One of the most popular question patients ask us in our clinical practice is, "What do you think about the Atkins Diet?" We would like to restate the question and give a response that, hopefully, puts some of the hype into perspective.
First, clear definitions are important when asking and answering this question. There is a wide spectrum of low-carbohydrate/high-protein diets ranging from the literal Atkins diet as prescribed, to the eating pattern recommended for diabetics, who need to be especially careful about foods that affect their blood sugar (primarily carbohydrates). Other choices include Protein Power, Sugarbusters, The Zone, and the many variations of these specific plans that people adapt for themselves in the process of making a diet work for them.
The major advantage of a low-carbohydrate/high-protein diet is that it eliminates, or at least severely restricts, refined carbohydrates. Refined carbohydrates (such as white bread, white rice, white pasta, most crackers, tonic, sweets, jams and jellies) give you a sugar jolt. By reducing these types of carbohydrates, the blood sugar and insulin levels can be better controlled. In addition, there are other potential health benefits, such as weight loss and reduced blood-triglyceride levels. The down side to the carb-free or very-low-carb diets is that in eliminating all or most carbohydrates, you do so at the expense of some healthier carbs that are found in fruits, vegetables and whole grains (such as brown rice, stoned ground whole grain bread, whole wheat pasta and the like).
To continue reading this article, you must login

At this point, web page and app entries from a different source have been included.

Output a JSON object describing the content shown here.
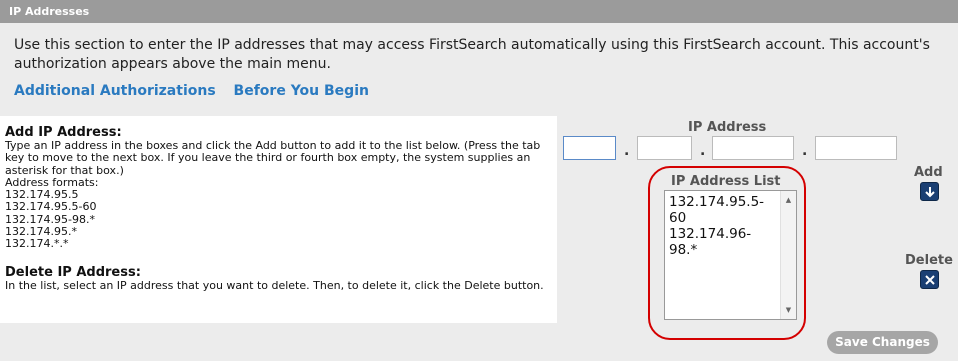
{
  "header": {
    "title": "IP Addresses"
  },
  "intro": {
    "text": "Use this section to enter the IP addresses that may access FirstSearch automatically using this FirstSearch account. This account's authorization appears above the main menu."
  },
  "links": {
    "additional": "Additional Authorizations",
    "before": "Before You Begin"
  },
  "help": {
    "add_title": "Add IP Address:",
    "add_text": "Type an IP address in the boxes and click the Add button to add it to the list below. (Press the tab key to move to the next box. If you leave the third or fourth box empty, the system supplies an asterisk for that box.)",
    "formats_label": "Address formats:",
    "formats": [
      "132.174.95.5",
      "132.174.95.5-60",
      "132.174.95-98.*",
      "132.174.95.*",
      "132.174.*.*"
    ],
    "delete_title": "Delete IP Address:",
    "delete_text": "In the list, select an IP address that you want to delete. Then, to delete it, click the Delete button."
  },
  "ip_input": {
    "label": "IP Address",
    "octets": [
      "",
      "",
      "",
      ""
    ],
    "separator": "."
  },
  "ip_list": {
    "label": "IP Address List",
    "items": [
      "132.174.95.5-60",
      "132.174.96-98.*"
    ]
  },
  "actions": {
    "add_label": "Add",
    "delete_label": "Delete",
    "save_label": "Save Changes"
  },
  "colors": {
    "header_bg": "#9b9b9b",
    "link": "#2a7ac0",
    "icon_button": "#1a3f73",
    "highlight": "#d40000",
    "save_button": "#a6a6a6"
  },
  "icons": {
    "add": "arrow-down-icon",
    "delete": "x-icon"
  }
}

Subscribe to Harvard Health Online for immediate access to health news and information from Harvard Medical School.